"We want a level playing field," said Mukesh Dulani, president of SolarWorld's U.S. subsidiary.
The duties would affect most Chinese solar-panel makers. China-based Trina Solar Ltd.TSL +0.71% and Yingli Green Energy Holding Co. YGE +0.57% Ltd. deny their operations are heavily underwritten by the Chinese government and say they haven't dumped products in the U.S.
"It's unfair," said Zhiguo Zhu, senior vice president of Trina. "The government didn't give us huge subsidies."
The company has been considering opening a factory outside China, possibly in the U.S., Mr. Zhu said, adding that the duties "speed up our plans to manufacture outside China."
Suniva Inc., which is based in Norcross, Ga., employs about 250 people at its panel factory there and also outsources some manufacturing to China.
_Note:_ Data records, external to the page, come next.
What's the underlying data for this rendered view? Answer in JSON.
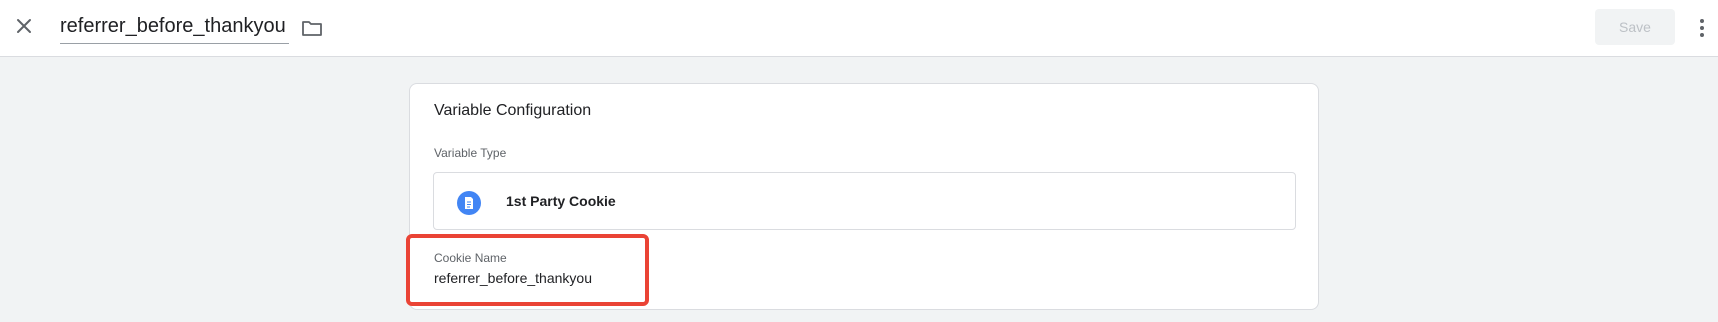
{
  "header": {
    "variable_name": "referrer_before_thankyou",
    "save_label": "Save",
    "close_icon": "close-icon",
    "folder_icon": "folder-icon",
    "more_icon": "more-vert-icon"
  },
  "card": {
    "title": "Variable Configuration",
    "variable_type_label": "Variable Type",
    "variable_type_value": "1st Party Cookie",
    "variable_type_icon": "document-icon",
    "cookie_name_label": "Cookie Name",
    "cookie_name_value": "referrer_before_thankyou"
  },
  "colors": {
    "accent_blue": "#4285f4",
    "highlight_red": "#ea4335",
    "background": "#f1f3f4"
  }
}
The tariffs have helped make its American products more price-competitive, said Matt Card, vice president of global sales. The company started construction this week on a new factory in Saginaw Township, Mich., which will employ about 350 people.
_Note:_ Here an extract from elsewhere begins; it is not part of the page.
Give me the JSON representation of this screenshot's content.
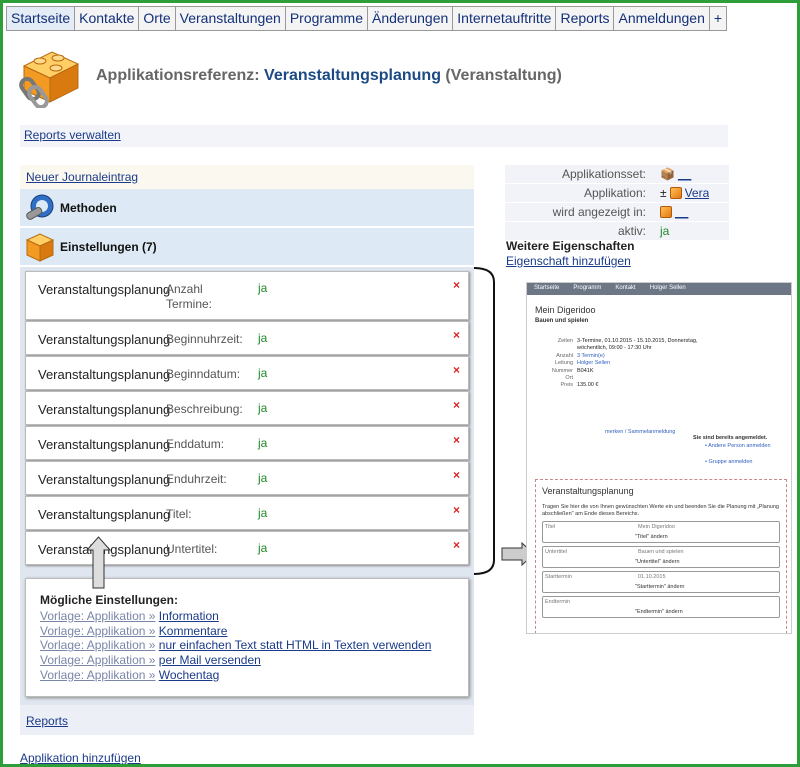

SolarCity, of San Mateo, Calif., plans to build a factory in New York State within the next two years to build panels developed by Silevo Inc., which SolarCity bought in June for $200 million in stock, debt and cash.
"The tariffs were not a major factor in our decision, but they do make domestic manufacturing even more attractive," SolarCity spokesman Jonathan Bass said.
Even if the Chinese companies pass on the added costs of the tariffs, the duties aren't likely to dent demand from homeowners, analysts said. Companies that install residential systems compete with each other to offer the lowest-priced electricity, not the lowest-priced panels.
"I don't really see a huge impact on customers in the residential sector," said Shyam Meta, an analyst at GTM. "It's more in the utility-scale sector where the economics become more challenging."
Some companies that install commercial systems, often called solar farms, have relied on cheap Chinese panels.
Strata Solar, a small solar-farm developer in Chapel Hill, N.C., used to buy low-price Chinese panels, but those prices have increased by 15% to 20% because of the new duties, said John Morrison, a senior vice president at the company.
"This is the wrong way to go," he said. The company has switched to buying thin-film panels made by Arizona-based First Solar Inc. FSLR +1.18% and by Chinese manufacturers. Chinese thin-film panels aren't subject to the tariffs, as they use a different technology than the more mainstream silicon panels that are at the center of the trade case.
Write to Cassandra Sweet at email@example.com